The race reached a fever pitch as the final lap began. Pulliam welded the nose of the No. 5 Chevrolet to Morris’ rear bumper down the front stretch; the leaders were inseparable entering turn one. Both machines washed up into the top groove of the track through the corner, with Pulliam’s nose affixed to Morris’ left-rear quarter panel. The tactic afforded Pulliam the momentum down the back stretch, and as the pair plunged into turn three, Pulliam edged into the lead.

Pulliam opted for a higher line through turns three and four, relegating Morris to the attic of the track through the apex of the corners. Morris faded as Pulliam capitalized on the maneuver. Pulliam sprinted past Morris in the drag race to the checkers, snatching the win by a slim .290-second margin of victory.

“It was unreal,” declared Pulliam. “He wasn’t cutting me any slack, and I wasn’t cutting him any slack. He’s one of the best there’s ever been; it feels good to get one on him, because it doesn’t happen often.”

Morris commented on the white-knuckle ferocity of the final few circuits, and the expert driving displayed.

“We can trust each other. I don’t have to worry about him taking me out; he knows I’m not going to take him out just for a win,” explained Morris. “They’re all very important, but sportsmanship is worth a whole lot more.”

For Pulliam, the win was an incomparable Motor Mile Speedway accomplishment.

“You can’t race that hard with very many people. He’s just that talented, and I think he feels the same way about us. That was as hard a-racing as you’ll ever see anywhere in the country; the fans should’ve got their money’s worth,” Pulliam said. “That was pretty special for me.”

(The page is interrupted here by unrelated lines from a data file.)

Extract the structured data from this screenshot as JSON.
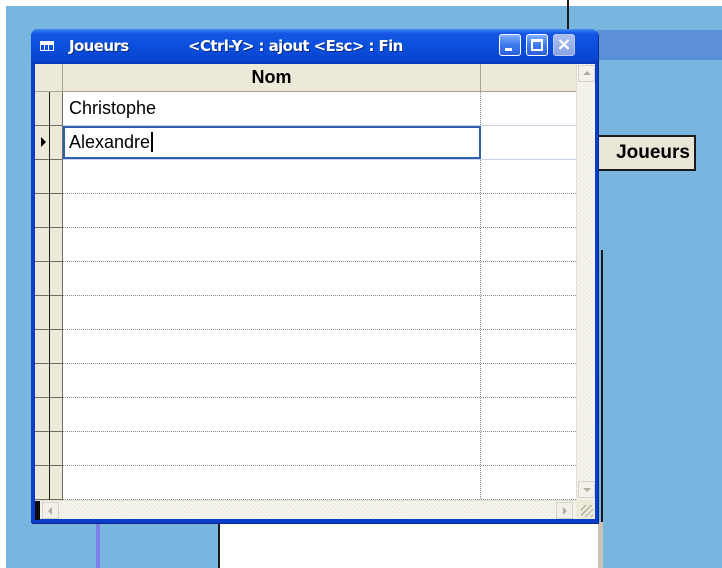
{
  "window": {
    "title": "Joueurs",
    "shortcut_hint": "<Ctrl-Y> : ajout   <Esc> : Fin",
    "icon": "datasheet-icon",
    "controls": {
      "minimize_icon": "minimize-icon",
      "maximize_icon": "maximize-icon",
      "close_icon": "close-icon",
      "close_glyph": "×"
    }
  },
  "datasheet": {
    "columns": [
      "Nom",
      ""
    ],
    "rows": [
      {
        "nom": "Christophe"
      },
      {
        "nom": "Alexandre"
      }
    ],
    "current_row_index": 1,
    "empty_row_count": 10
  },
  "background": {
    "button_label": "Joueurs"
  },
  "colors": {
    "title_bar": "#0a4fdc",
    "desktop_blue": "#78b6e0",
    "selection_border": "#2f5faf"
  }
}
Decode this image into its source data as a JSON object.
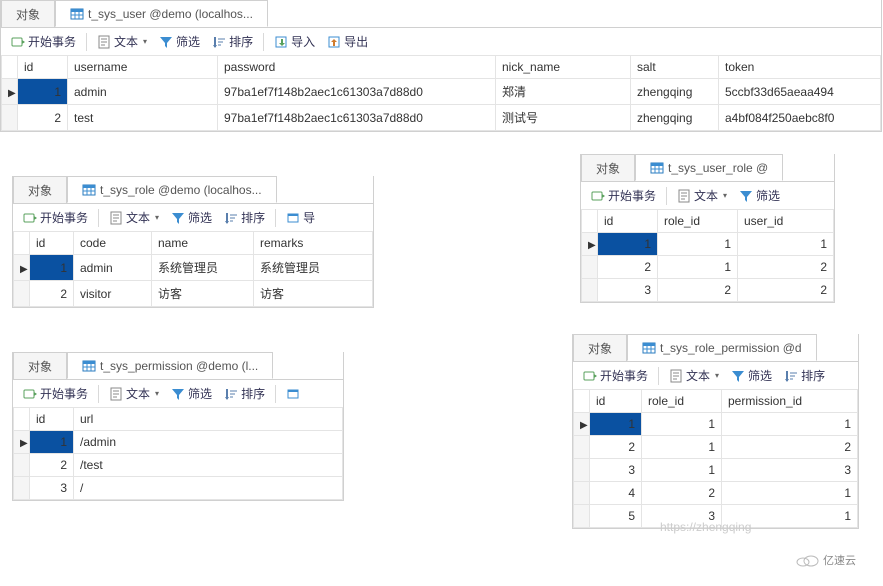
{
  "labels": {
    "objects_tab": "对象",
    "begin_tx": "开始事务",
    "text": "文本",
    "filter": "筛选",
    "sort": "排序",
    "import": "导入",
    "export": "导出",
    "import_short": "导"
  },
  "user_panel": {
    "tab_title": "t_sys_user @demo (localhos...",
    "columns": {
      "id": "id",
      "username": "username",
      "password": "password",
      "nick_name": "nick_name",
      "salt": "salt",
      "token": "token"
    },
    "rows": [
      {
        "id": "1",
        "username": "admin",
        "password": "97ba1ef7f148b2aec1c61303a7d88d0",
        "nick_name": "郑清",
        "salt": "zhengqing",
        "token": "5ccbf33d65aeaa494"
      },
      {
        "id": "2",
        "username": "test",
        "password": "97ba1ef7f148b2aec1c61303a7d88d0",
        "nick_name": "测试号",
        "salt": "zhengqing",
        "token": "a4bf084f250aebc8f0"
      }
    ]
  },
  "role_panel": {
    "tab_title": "t_sys_role @demo (localhos...",
    "columns": {
      "id": "id",
      "code": "code",
      "name": "name",
      "remarks": "remarks"
    },
    "rows": [
      {
        "id": "1",
        "code": "admin",
        "name": "系统管理员",
        "remarks": "系统管理员"
      },
      {
        "id": "2",
        "code": "visitor",
        "name": "访客",
        "remarks": "访客"
      }
    ]
  },
  "user_role_panel": {
    "tab_title": "t_sys_user_role @",
    "columns": {
      "id": "id",
      "role_id": "role_id",
      "user_id": "user_id"
    },
    "rows": [
      {
        "id": "1",
        "role_id": "1",
        "user_id": "1"
      },
      {
        "id": "2",
        "role_id": "1",
        "user_id": "2"
      },
      {
        "id": "3",
        "role_id": "2",
        "user_id": "2"
      }
    ]
  },
  "permission_panel": {
    "tab_title": "t_sys_permission @demo (l...",
    "columns": {
      "id": "id",
      "url": "url"
    },
    "rows": [
      {
        "id": "1",
        "url": "/admin"
      },
      {
        "id": "2",
        "url": "/test"
      },
      {
        "id": "3",
        "url": "/"
      }
    ]
  },
  "role_permission_panel": {
    "tab_title": "t_sys_role_permission @d",
    "columns": {
      "id": "id",
      "role_id": "role_id",
      "permission_id": "permission_id"
    },
    "rows": [
      {
        "id": "1",
        "role_id": "1",
        "permission_id": "1"
      },
      {
        "id": "2",
        "role_id": "1",
        "permission_id": "2"
      },
      {
        "id": "3",
        "role_id": "1",
        "permission_id": "3"
      },
      {
        "id": "4",
        "role_id": "2",
        "permission_id": "1"
      },
      {
        "id": "5",
        "role_id": "3",
        "permission_id": "1"
      }
    ]
  },
  "watermark": "https://zhengqing",
  "logo_text": "亿速云"
}
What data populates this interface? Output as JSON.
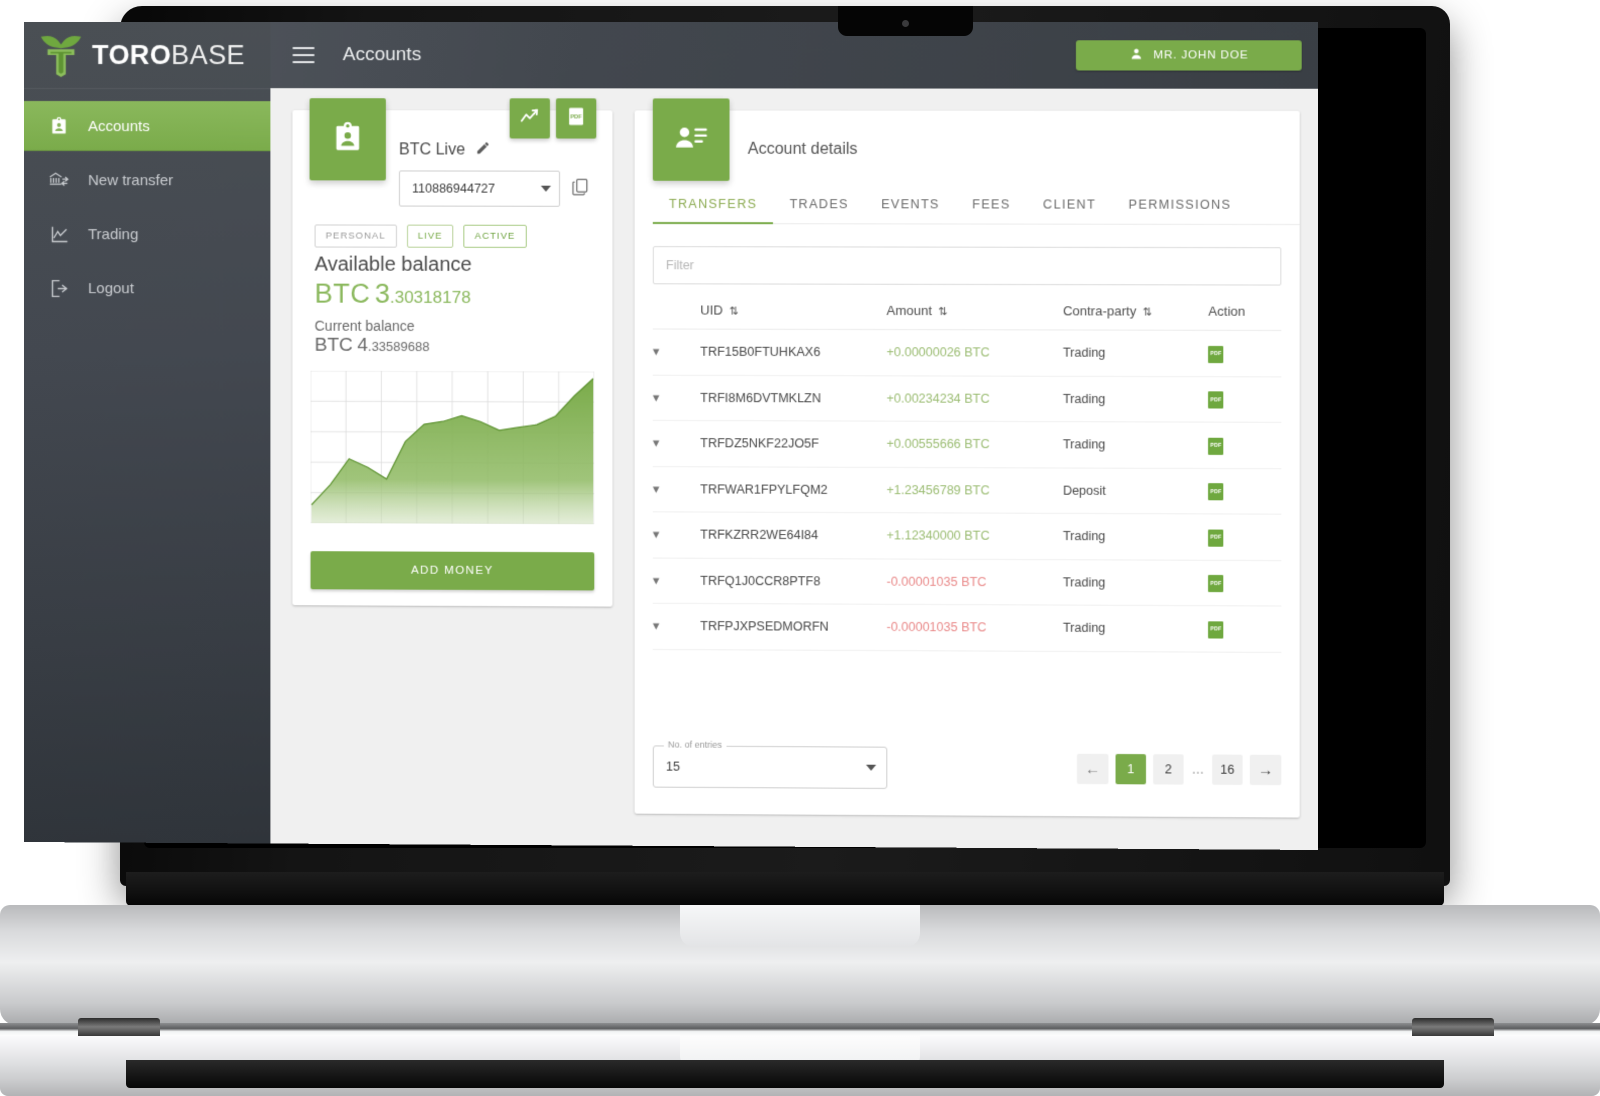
{
  "brand": {
    "name_bold": "TORO",
    "name_light": "BASE",
    "logo_icon": "bull-logo-icon"
  },
  "sidebar": {
    "items": [
      {
        "label": "Accounts",
        "icon": "id-badge-icon",
        "active": true
      },
      {
        "label": "New transfer",
        "icon": "bank-transfer-icon",
        "active": false
      },
      {
        "label": "Trading",
        "icon": "line-chart-icon",
        "active": false
      },
      {
        "label": "Logout",
        "icon": "logout-icon",
        "active": false
      }
    ]
  },
  "topbar": {
    "menu_icon": "hamburger-icon",
    "title": "Accounts",
    "user_icon": "person-icon",
    "user_label": "MR. JOHN DOE"
  },
  "account_card": {
    "avatar_icon": "id-badge-icon",
    "chart_button_icon": "trend-chart-icon",
    "pdf_button_icon": "pdf-icon",
    "name": "BTC Live",
    "edit_icon": "pencil-icon",
    "account_number": "110886944727",
    "copy_icon": "copy-icon",
    "badges": [
      "PERSONAL",
      "LIVE",
      "ACTIVE"
    ],
    "available_label": "Available balance",
    "available_unit": "BTC",
    "available_int": "3",
    "available_dec": ".30318178",
    "current_label": "Current balance",
    "current_unit": "BTC",
    "current_int": "4",
    "current_dec": ".33589688",
    "add_money_label": "ADD MONEY"
  },
  "details": {
    "avatar_icon": "account-details-icon",
    "title": "Account details",
    "tabs": [
      {
        "label": "TRANSFERS",
        "selected": true
      },
      {
        "label": "TRADES",
        "selected": false
      },
      {
        "label": "EVENTS",
        "selected": false
      },
      {
        "label": "FEES",
        "selected": false
      },
      {
        "label": "CLIENT",
        "selected": false
      },
      {
        "label": "PERMISSIONS",
        "selected": false
      }
    ],
    "filter_placeholder": "Filter",
    "columns": [
      "UID",
      "Amount",
      "Contra-party",
      "Action"
    ],
    "sort_icon": "sort-updown-icon",
    "expand_icon": "chevron-down-icon",
    "action_icon": "pdf-icon",
    "rows": [
      {
        "uid": "TRF15B0FTUHKAX6",
        "amount": "+0.00000026 BTC",
        "sign": "pos",
        "contra": "Trading"
      },
      {
        "uid": "TRFI8M6DVTMKLZN",
        "amount": "+0.00234234 BTC",
        "sign": "pos",
        "contra": "Trading"
      },
      {
        "uid": "TRFDZ5NKF22JO5F",
        "amount": "+0.00555666 BTC",
        "sign": "pos",
        "contra": "Trading"
      },
      {
        "uid": "TRFWAR1FPYLFQM2",
        "amount": "+1.23456789 BTC",
        "sign": "pos",
        "contra": "Deposit"
      },
      {
        "uid": "TRFKZRR2WE64I84",
        "amount": "+1.12340000 BTC",
        "sign": "pos",
        "contra": "Trading"
      },
      {
        "uid": "TRFQ1J0CCR8PTF8",
        "amount": "-0.00001035 BTC",
        "sign": "neg",
        "contra": "Trading"
      },
      {
        "uid": "TRFPJXPSEDMORFN",
        "amount": "-0.00001035 BTC",
        "sign": "neg",
        "contra": "Trading"
      }
    ],
    "entries_label": "No. of entries",
    "entries_value": "15",
    "pagination": {
      "prev_icon": "arrow-left-icon",
      "pages": [
        "1",
        "2",
        "…",
        "16"
      ],
      "current": "1",
      "next_icon": "arrow-right-icon"
    }
  },
  "colors": {
    "accent_green": "#7aab4a",
    "sidebar_dark": "#42474e",
    "amount_positive": "#9cbd74",
    "amount_negative": "#e98a8a"
  },
  "chart_data": {
    "type": "area",
    "title": "",
    "xlabel": "",
    "ylabel": "",
    "grid": true,
    "x": [
      0,
      1,
      2,
      3,
      4,
      5,
      6,
      7,
      8,
      9,
      10,
      11,
      12,
      13,
      14,
      15
    ],
    "values": [
      12,
      26,
      44,
      38,
      30,
      56,
      68,
      70,
      74,
      70,
      64,
      66,
      68,
      74,
      88,
      100
    ],
    "ylim": [
      0,
      100
    ],
    "series": [
      {
        "name": "balance",
        "values": [
          12,
          26,
          44,
          38,
          30,
          56,
          68,
          70,
          74,
          70,
          64,
          66,
          68,
          74,
          88,
          100
        ]
      }
    ]
  }
}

Kyle Dudley completed the podium, with Anthony Alfredo and Trevor Ward rounding out the top-five.

Morris dominated the nightcap, capturing the win over Mike Looney by a sizable 2.673 margin of victory. Alfredo placed third, with Bryan Reedy and Ward finishing fourth and fifth, respectively, in a race slowed by two cautions.

Pulliam placed ninth after succumbing to underbody issues on lap 61.

IN OTHER DIVISIONS:

Amber Balcaen finished first in her first start of the year in the Collision Plus Limited Sportsman division. The Winnipeg, Manitoba, Canada, native bested Richard Caldwell and Chris Phipps to score her second career win at Motor Mile Speedway.

The Carpet Factory Outlet MOD-4 division contest culminated in a spectacular door-banging photo finish, with Chucky Williams edging Doodle Lang by a mere .046 margin of victory at the stripe. Cory Dunn placed third.

Doug Williams tallied his sixth consecutive Super Street victory Saturday night, with Scooter Hollandsworth and Dan Martin rounding out the podium.